Staff shortages: towards a European Health Workforce Strategy

High-Level Conference on the Future of the EU Health Union, organised by the Belgian Presidency of the EU

High-Level Conference on the Future of the EU Health Union, organised by the Belgian Presidency of the EU

(5 April 2024) EPSU recently participated in the High-Level Conference on the Future of the EU Health Union, organised by the Belgian Presidency of the EU. At the conference, EPSU representatives Jan Willem Goudriaan and Adam Rogalewski highlighted several key issues affecting healthcare workers in Europe and how they can be tackled on an EU level.

Adam Rogalewski emphasised the critical role of working conditions in tackling workforce shortages, particularly emphasising the importance of gender equality and work-life balance. He also drew attention to the alarming increase in violence against medical workers, especially in Central Asia.

EPSU's General Secretary contributed to the panel discussion on the Health Workforce, which aimed to provide consultation for developing a proposal for a European Health Workforce Plan. This initiative, proposed by the Belgian Presidency and set to be presented at the end-of-April health minister meeting, is a welcomed effort. It includes support for developing an individual directive on Psychosocial Risk Factors (PSRs), an action which EPSU has long campaigned for.

Outlining EPSU's recommendations to address staff shortages, Jan Willem Goudriaan focused on three main points:

  1. Strengthening occupational health and safety: Utilising Article 153 of the Treaty on the Functioning of the European Union, which allows for coordination of social law to protect workers' health and safety. Developing individual directives on PSRs and musculoskeletal disorders (MSDs) is crucial, as these issues are closely linked to staff shortages and work-related stress. It should also be possible to develop a directive on safe staffing using the same principles used for the Minimum Wage Directive.
  2. Improving pay and working conditions: Pay and other working conditions (including Continuous Professional Development and protection from third-party violence) are pivotal and are negotiated through social dialogues on both European and national levels. On EU level, cuts have been made to a crucial sectoral social dialogue which represents 23 million workers and which has demonstrated the capacity to deliver meaningful change, including the Directive on the prevention of sharp injuries in the hospital and healthcare sector. It is particularly important to continue to develop and strengthen social dialogue in regions such as Southern and Eastern Europe, as demonstrated in our project with HOSPEEM. EPSU and other social partners are negotiating with employers to update guidelines to tackle third-party violence and harassment.
  3. Ensuring sustainable funding: Sustainable funding is necessary to improve working conditions. EPSU echoes the WHO-Europe's recommendation to safeguard the health sector from austerity measures and calls for economic governance rules that prioritise funding and investment in healthcare. Health should not be treated as a commodity and must be protected from commercialisation.
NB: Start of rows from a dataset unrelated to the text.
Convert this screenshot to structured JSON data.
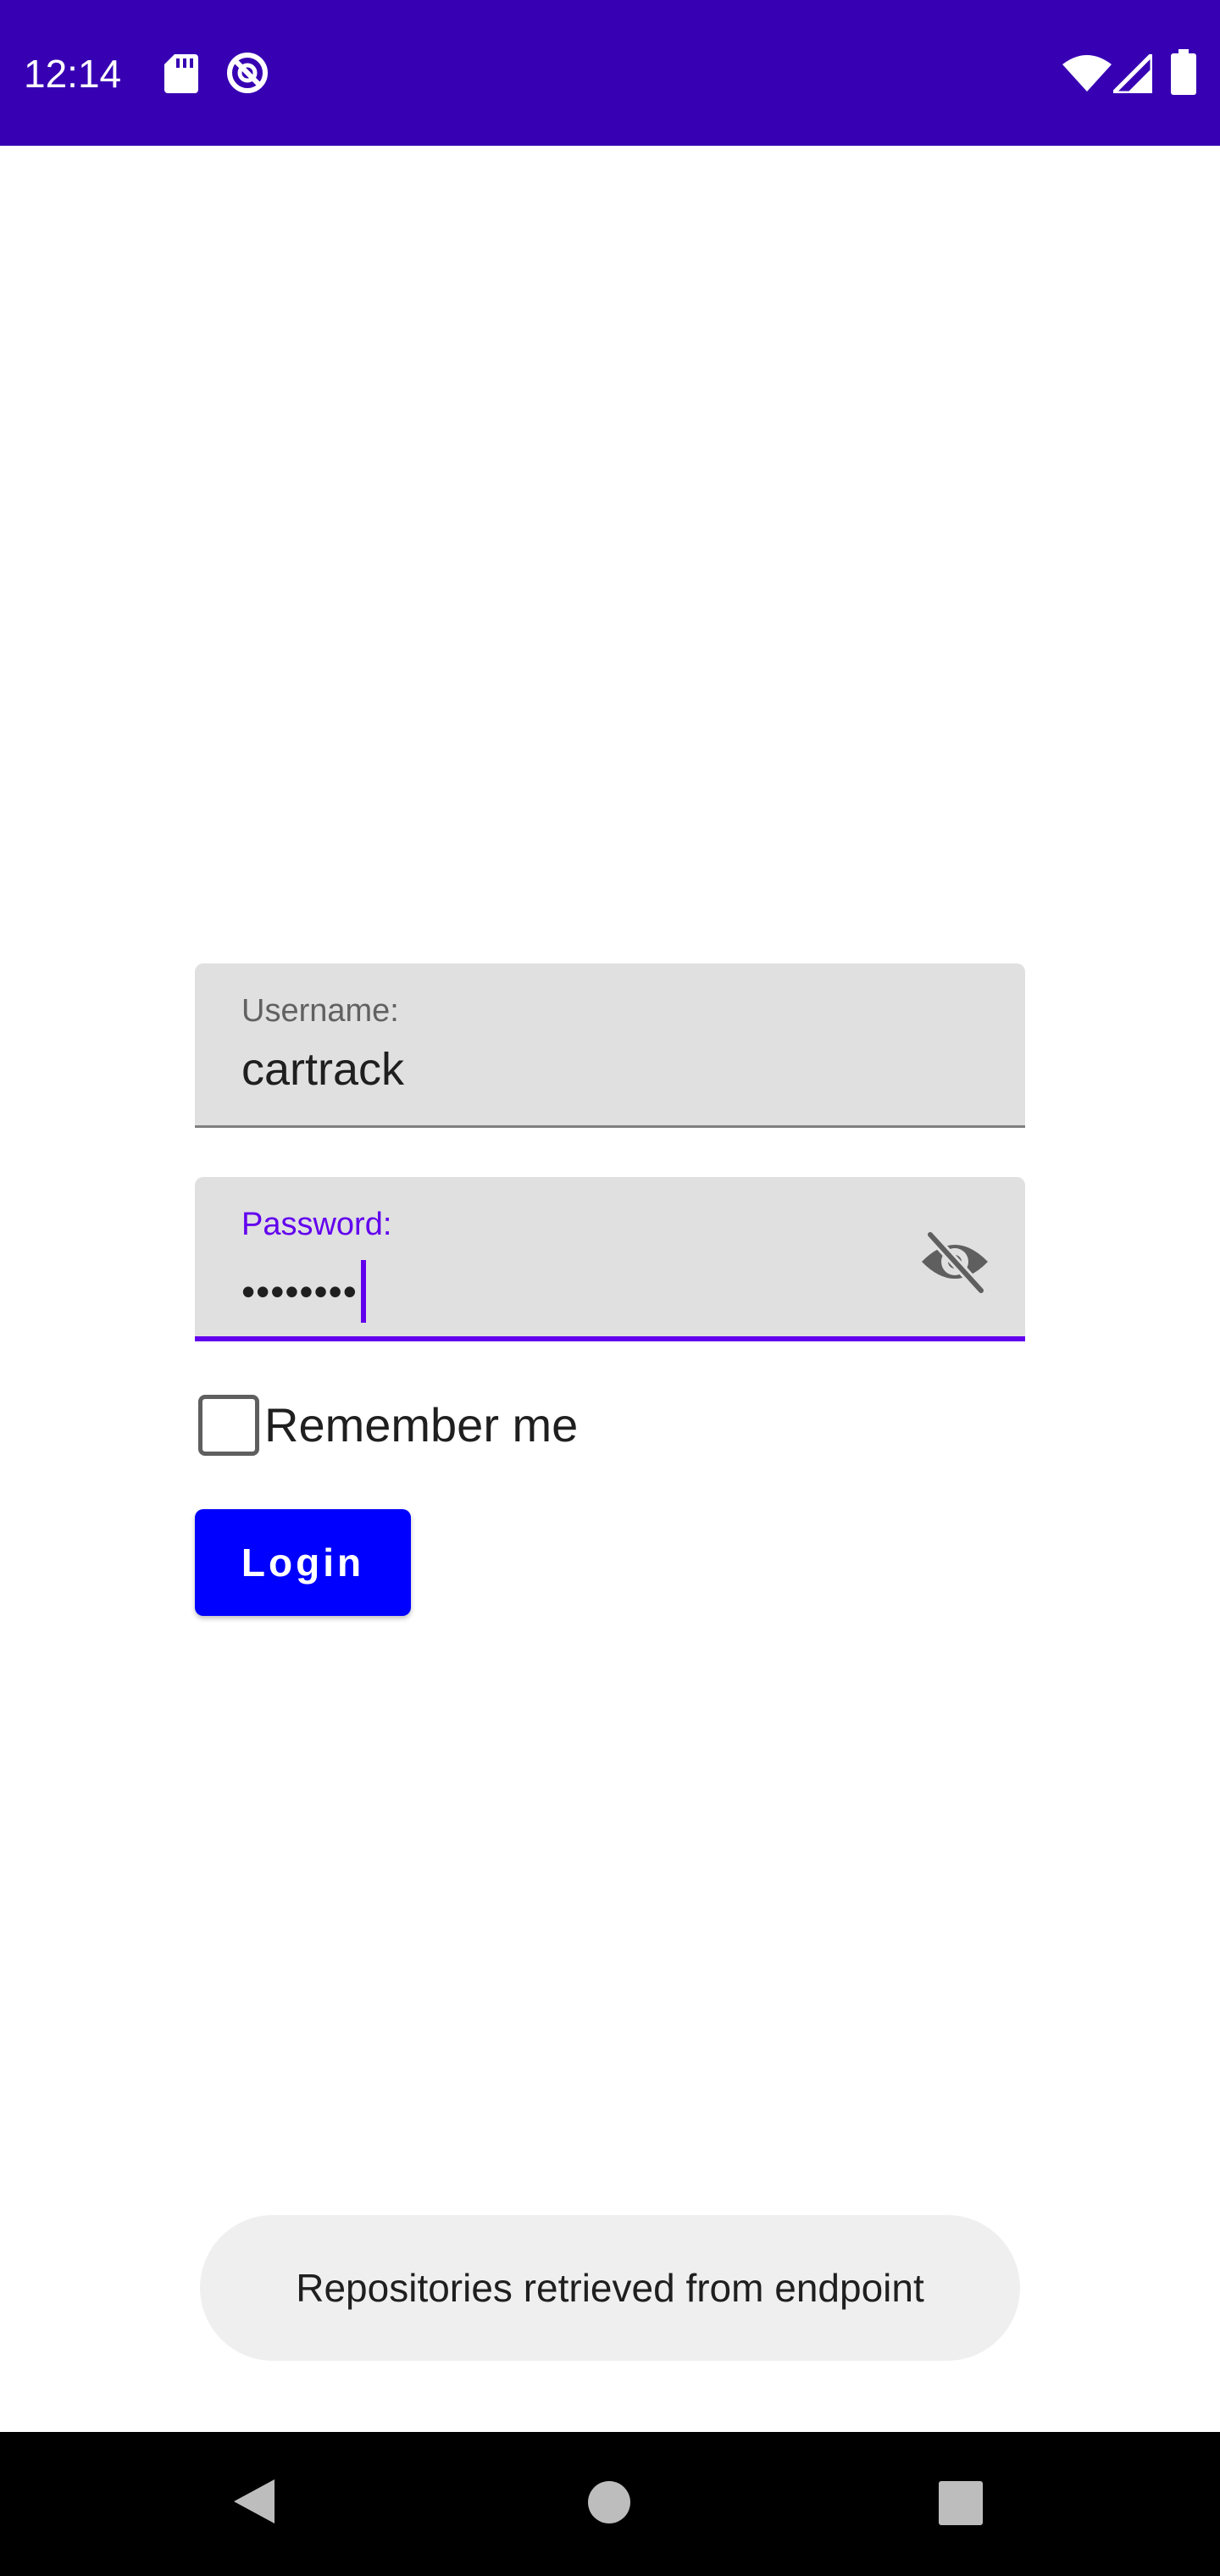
{
  "status_bar": {
    "time": "12:14",
    "background": "#3700b3",
    "left_icons": [
      "sd-card-icon",
      "do-not-disturb-icon"
    ],
    "right_icons": [
      "wifi-icon",
      "cell-signal-icon",
      "battery-icon"
    ]
  },
  "form": {
    "username": {
      "label": "Username:",
      "value": "cartrack"
    },
    "password": {
      "label": "Password:",
      "masked_value": "••••••••",
      "toggle_icon": "visibility-off-icon",
      "accent": "#6200ee"
    },
    "remember_me": {
      "label": "Remember me",
      "checked": false
    },
    "login_button": {
      "label": "Login",
      "color": "#0000ff"
    }
  },
  "toast": {
    "message": "Repositories retrieved from endpoint"
  },
  "nav_bar": {
    "buttons": [
      "back-icon",
      "home-icon",
      "recents-icon"
    ]
  }
}
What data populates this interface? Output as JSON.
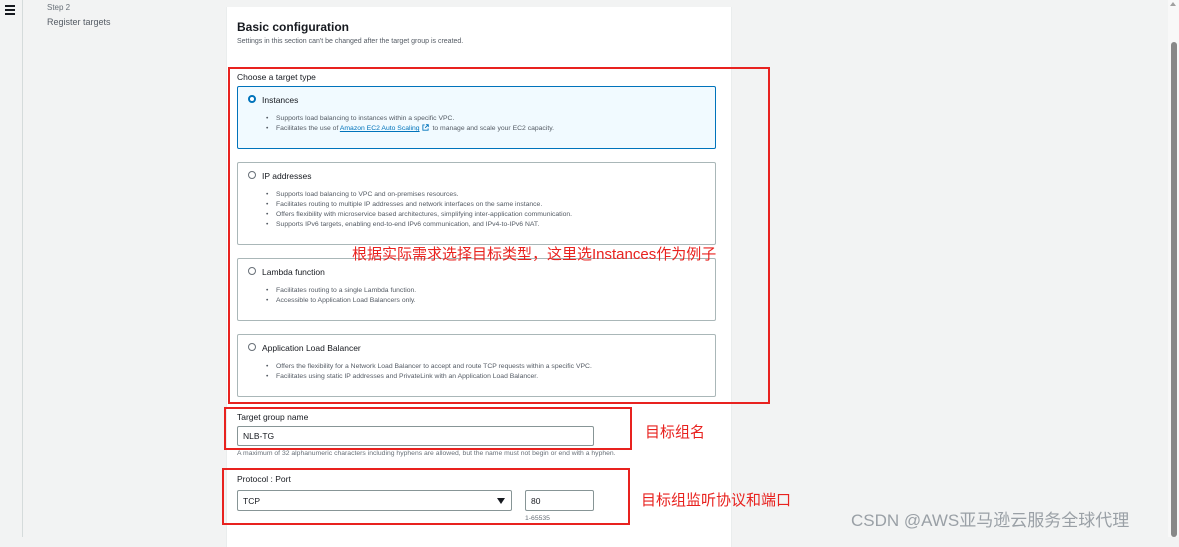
{
  "nav": {
    "step_label": "Step 2",
    "step_name": "Register targets"
  },
  "section": {
    "title": "Basic configuration",
    "description": "Settings in this section can't be changed after the target group is created."
  },
  "target_type": {
    "label": "Choose a target type",
    "selected": "Instances",
    "options": [
      {
        "title": "Instances",
        "bullets": [
          "Supports load balancing to instances within a specific VPC."
        ],
        "bullet2_prefix": "Facilitates the use of ",
        "bullet2_link": "Amazon EC2 Auto Scaling",
        "bullet2_suffix": " to manage and scale your EC2 capacity."
      },
      {
        "title": "IP addresses",
        "bullets": [
          "Supports load balancing to VPC and on-premises resources.",
          "Facilitates routing to multiple IP addresses and network interfaces on the same instance.",
          "Offers flexibility with microservice based architectures, simplifying inter-application communication.",
          "Supports IPv6 targets, enabling end-to-end IPv6 communication, and IPv4-to-IPv6 NAT."
        ]
      },
      {
        "title": "Lambda function",
        "bullets": [
          "Facilitates routing to a single Lambda function.",
          "Accessible to Application Load Balancers only."
        ]
      },
      {
        "title": "Application Load Balancer",
        "bullets": [
          "Offers the flexibility for a Network Load Balancer to accept and route TCP requests within a specific VPC.",
          "Facilitates using static IP addresses and PrivateLink with an Application Load Balancer."
        ]
      }
    ]
  },
  "target_group_name": {
    "label": "Target group name",
    "value": "NLB-TG",
    "hint": "A maximum of 32 alphanumeric characters including hyphens are allowed, but the name must not begin or end with a hyphen."
  },
  "protocol_port": {
    "label": "Protocol : Port",
    "protocol": "TCP",
    "port": "80",
    "port_hint": "1-65535"
  },
  "annotations": {
    "target_type_note": "根据实际需求选择目标类型，这里选Instances作为例子",
    "name_note": "目标组名",
    "protocol_note": "目标组监听协议和端口"
  },
  "watermark": "CSDN @AWS亚马逊云服务全球代理",
  "colors": {
    "accent": "#0073bb",
    "annotation": "#e8221f",
    "selected_bg": "#f1faff"
  }
}
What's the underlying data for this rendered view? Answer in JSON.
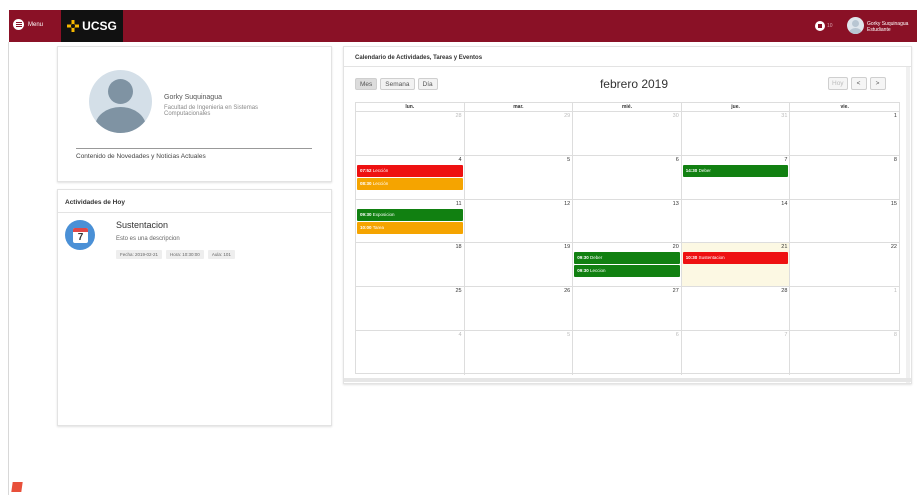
{
  "topbar": {
    "menu_label": "Menu",
    "brand": "UCSG",
    "lock_label": "10",
    "user_name": "Gorky Suquinagua",
    "user_role": "Estudiante",
    "bg": "#8a1126"
  },
  "profile": {
    "name": "Gorky Suquinagua",
    "faculty": "Facultad de Ingenieria en Sistemas Computacionales",
    "news": "Contenido de Novedades y Noticias Actuales"
  },
  "activities": {
    "title": "Actividades de Hoy",
    "icon_day": "7",
    "item": {
      "name": "Sustentacion",
      "description": "Esto es una descripcion",
      "date": "Fecha: 2019-02-21",
      "time": "Hora: 10:30:00",
      "room": "Aula: 101"
    }
  },
  "calendar": {
    "header": "Calendario de Actividades, Tareas y Eventos",
    "views": [
      "Mes",
      "Semana",
      "Día"
    ],
    "active_view": "Mes",
    "month": "febrero 2019",
    "today_label": "Hoy",
    "prev": "<",
    "next": ">",
    "weekdays": [
      "lun.",
      "mar.",
      "mié.",
      "jue.",
      "vie."
    ],
    "colors": {
      "red": "#ee1111",
      "orange": "#f5a400",
      "green": "#118011"
    },
    "weeks": [
      [
        {
          "d": "28",
          "o": true
        },
        {
          "d": "29",
          "o": true
        },
        {
          "d": "30",
          "o": true
        },
        {
          "d": "31",
          "o": true
        },
        {
          "d": "1"
        }
      ],
      [
        {
          "d": "4",
          "ev": [
            {
              "t": "07:52",
              "l": "Lección",
              "c": "red"
            },
            {
              "t": "08:30",
              "l": "Lección",
              "c": "orange"
            }
          ]
        },
        {
          "d": "5"
        },
        {
          "d": "6"
        },
        {
          "d": "7",
          "ev": [
            {
              "t": "14:30",
              "l": "Deber",
              "c": "green"
            }
          ]
        },
        {
          "d": "8"
        }
      ],
      [
        {
          "d": "11",
          "ev": [
            {
              "t": "09:30",
              "l": "Exposicion",
              "c": "green"
            },
            {
              "t": "10:00",
              "l": "Tarea",
              "c": "orange"
            }
          ]
        },
        {
          "d": "12"
        },
        {
          "d": "13"
        },
        {
          "d": "14"
        },
        {
          "d": "15"
        }
      ],
      [
        {
          "d": "18"
        },
        {
          "d": "19"
        },
        {
          "d": "20",
          "ev": [
            {
              "t": "09:30",
              "l": "Deber",
              "c": "green"
            },
            {
              "t": "09:30",
              "l": "Leccion",
              "c": "green"
            }
          ]
        },
        {
          "d": "21",
          "today": true,
          "ev": [
            {
              "t": "10:30",
              "l": "Sustentacion",
              "c": "red"
            }
          ]
        },
        {
          "d": "22"
        }
      ],
      [
        {
          "d": "25"
        },
        {
          "d": "26"
        },
        {
          "d": "27"
        },
        {
          "d": "28"
        },
        {
          "d": "1",
          "o": true
        }
      ],
      [
        {
          "d": "4",
          "o": true
        },
        {
          "d": "5",
          "o": true
        },
        {
          "d": "6",
          "o": true
        },
        {
          "d": "7",
          "o": true
        },
        {
          "d": "8",
          "o": true
        }
      ]
    ]
  }
}
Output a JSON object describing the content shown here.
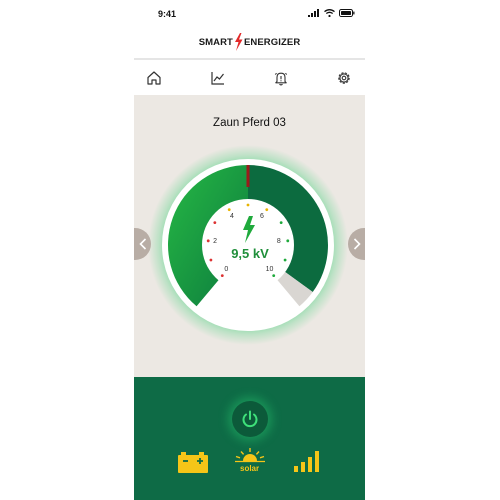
{
  "status_bar": {
    "time": "9:41"
  },
  "app": {
    "logo_left": "SMART",
    "logo_right": "ENERGIZER"
  },
  "nav": {
    "items": [
      "home-icon",
      "chart-icon",
      "alarm-bell-icon",
      "gear-icon"
    ]
  },
  "device": {
    "name": "Zaun Pferd 03"
  },
  "gauge": {
    "value": "9,5 kV",
    "level_kv": 9.5,
    "ticks": [
      "0",
      "2",
      "4",
      "6",
      "8",
      "10"
    ],
    "colors": {
      "ok": "#1faa3c",
      "dark": "#0c6b3f",
      "alarm": "#9b1b1b"
    }
  },
  "footer": {
    "power_icon": "power-icon",
    "battery_icon": "battery-icon",
    "solar_label": "solar",
    "signal_icon": "signal-strength-icon"
  }
}
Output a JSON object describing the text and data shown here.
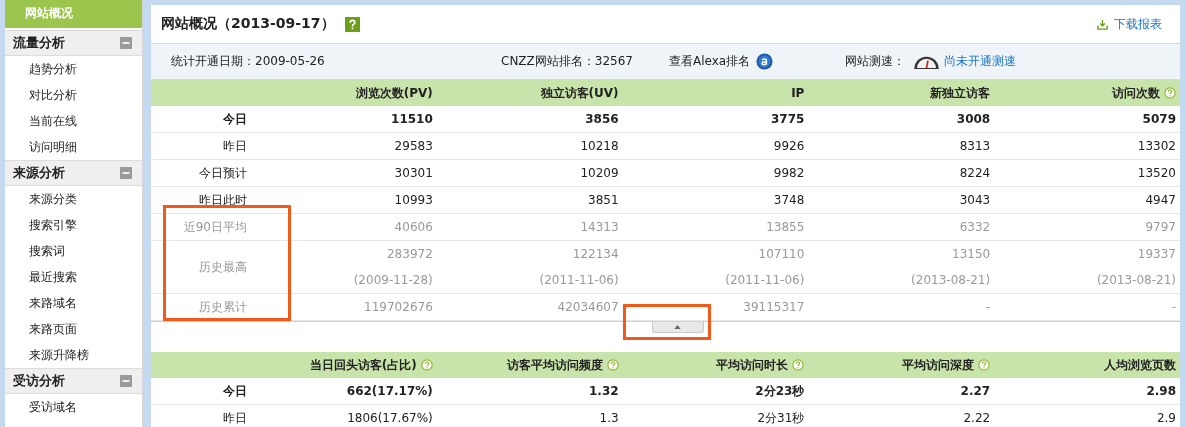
{
  "sidebar": {
    "top_item": {
      "label": "网站概况",
      "selected": true
    },
    "groups": [
      {
        "label": "流量分析",
        "expanded": true,
        "items": [
          {
            "label": "趋势分析",
            "selected": false
          },
          {
            "label": "对比分析",
            "selected": false
          },
          {
            "label": "当前在线",
            "selected": false
          },
          {
            "label": "访问明细",
            "selected": false
          }
        ]
      },
      {
        "label": "来源分析",
        "expanded": true,
        "items": [
          {
            "label": "来源分类",
            "selected": false
          },
          {
            "label": "搜索引擎",
            "selected": false
          },
          {
            "label": "搜索词",
            "selected": false
          },
          {
            "label": "最近搜索",
            "selected": false
          },
          {
            "label": "来路域名",
            "selected": false
          },
          {
            "label": "来路页面",
            "selected": false
          },
          {
            "label": "来源升降榜",
            "selected": false
          }
        ]
      },
      {
        "label": "受访分析",
        "expanded": true,
        "items": [
          {
            "label": "受访域名",
            "selected": false
          }
        ]
      }
    ]
  },
  "header": {
    "title": "网站概况（2013-09-17）",
    "download_link": "下载报表"
  },
  "info_bar": {
    "start_date": "统计开通日期：2009-05-26",
    "rank": "CNZZ网站排名：32567",
    "alexa_link": "查看Alexa排名",
    "speed_label": "网站测速：",
    "speed_link": "尚未开通测速"
  },
  "main_table": {
    "columns": [
      {
        "label": "浏览次数(PV)",
        "help": false
      },
      {
        "label": "独立访客(UV)",
        "help": false
      },
      {
        "label": "IP",
        "help": false
      },
      {
        "label": "新独立访客",
        "help": false
      },
      {
        "label": "访问次数",
        "help": true
      }
    ],
    "rows": [
      {
        "label": "今日",
        "kind": "bold",
        "cells": [
          "11510",
          "3856",
          "3775",
          "3008",
          "5079"
        ]
      },
      {
        "label": "昨日",
        "kind": "normal",
        "cells": [
          "29583",
          "10218",
          "9926",
          "8313",
          "13302"
        ]
      },
      {
        "label": "今日预计",
        "kind": "normal",
        "cells": [
          "30301",
          "10209",
          "9982",
          "8224",
          "13520"
        ]
      },
      {
        "label": "昨日此时",
        "kind": "normal",
        "cells": [
          "10993",
          "3851",
          "3748",
          "3043",
          "4947"
        ]
      },
      {
        "label": "近90日平均",
        "kind": "muted",
        "cells": [
          "40606",
          "14313",
          "13855",
          "6332",
          "9797"
        ]
      },
      {
        "label": "历史最高",
        "kind": "muted",
        "cells": [
          "283972",
          "122134",
          "107110",
          "13150",
          "19337"
        ],
        "dates": [
          "(2009-11-28)",
          "(2011-11-06)",
          "(2011-11-06)",
          "(2013-08-21)",
          "(2013-08-21)"
        ]
      },
      {
        "label": "历史累计",
        "kind": "muted",
        "cells": [
          "119702676",
          "42034607",
          "39115317",
          "-",
          "-"
        ]
      }
    ]
  },
  "second_table": {
    "columns": [
      {
        "label": "当日回头访客(占比)",
        "help": true
      },
      {
        "label": "访客平均访问频度",
        "help": true
      },
      {
        "label": "平均访问时长",
        "help": true
      },
      {
        "label": "平均访问深度",
        "help": true
      },
      {
        "label": "人均浏览页数",
        "help": false
      }
    ],
    "rows": [
      {
        "label": "今日",
        "kind": "bold",
        "cells": [
          "662(17.17%)",
          "1.32",
          "2分23秒",
          "2.27",
          "2.98"
        ]
      },
      {
        "label": "昨日",
        "kind": "normal",
        "cells": [
          "1806(17.67%)",
          "1.3",
          "2分31秒",
          "2.22",
          "2.9"
        ]
      }
    ]
  }
}
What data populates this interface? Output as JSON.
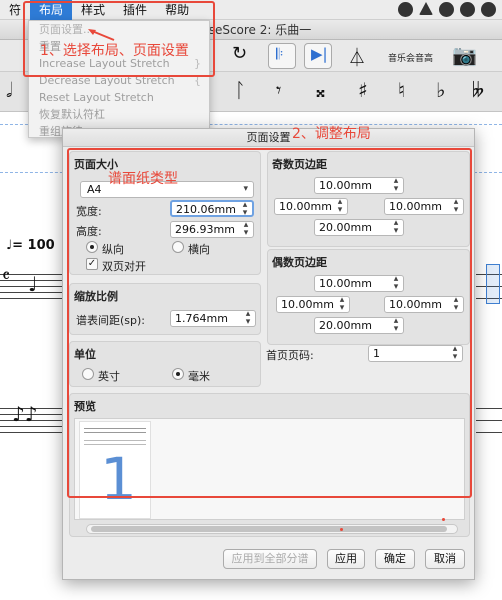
{
  "menubar": {
    "items": [
      "符",
      "布局",
      "样式",
      "插件",
      "帮助"
    ]
  },
  "window": {
    "title": "MuseScore 2: 乐曲一"
  },
  "toolbar": {
    "concert_pitch_label": "音乐会音高"
  },
  "layout_menu": {
    "items": [
      {
        "label": "页面设置...",
        "shortcut": ""
      },
      {
        "label": "重置",
        "shortcut": ""
      },
      {
        "label": "Increase Layout Stretch",
        "shortcut": "}"
      },
      {
        "label": "Decrease Layout Stretch",
        "shortcut": "{"
      },
      {
        "label": "Reset Layout Stretch",
        "shortcut": ""
      },
      {
        "label": "恢复默认符杠",
        "shortcut": ""
      },
      {
        "label": "重组旋律",
        "shortcut": ""
      }
    ]
  },
  "score": {
    "tempo_text": "♩= 100"
  },
  "dialog": {
    "title": "页面设置",
    "page_size": {
      "title": "页面大小",
      "paper": "A4",
      "width_label": "宽度:",
      "width_value": "210.06mm",
      "height_label": "高度:",
      "height_value": "296.93mm",
      "portrait": "纵向",
      "landscape": "横向",
      "two_sided": "双页对开"
    },
    "odd_margins": {
      "title": "奇数页边距",
      "top": "10.00mm",
      "left": "10.00mm",
      "right": "10.00mm",
      "bottom": "20.00mm"
    },
    "even_margins": {
      "title": "偶数页边距",
      "top": "10.00mm",
      "left": "10.00mm",
      "right": "10.00mm",
      "bottom": "20.00mm"
    },
    "scaling": {
      "title": "缩放比例",
      "spacing_label": "谱表间距(sp):",
      "spacing_value": "1.764mm"
    },
    "units": {
      "title": "单位",
      "inch": "英寸",
      "mm": "毫米"
    },
    "first_page": {
      "label": "首页页码:",
      "value": "1"
    },
    "preview": {
      "title": "预览",
      "page_number": "1"
    },
    "buttons": {
      "apply_all": "应用到全部分谱",
      "apply": "应用",
      "ok": "确定",
      "cancel": "取消"
    }
  },
  "annotations": {
    "step1": "1、选择布局、页面设置",
    "step2": "2、调整布局",
    "paper_type": "谱面纸类型",
    "color": "#e8483a"
  }
}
The conference highlighted calls for a European Health Workforce Strategy, which would need to be integrated with health systems transformation and resilience improvement. This strategy should cover various aspects such as planning, recruitment, training, working conditions, and professional development, along with evaluating the impact of existing EU legal frameworks on national health workforce strategies.

Addressing staff shortages in the healthcare sector requires a multifaceted approach involving stakeholders at various levels. A successful Health Union can only be built by prioritising the well-being of healthcare workers and ensuring adequate resources and support.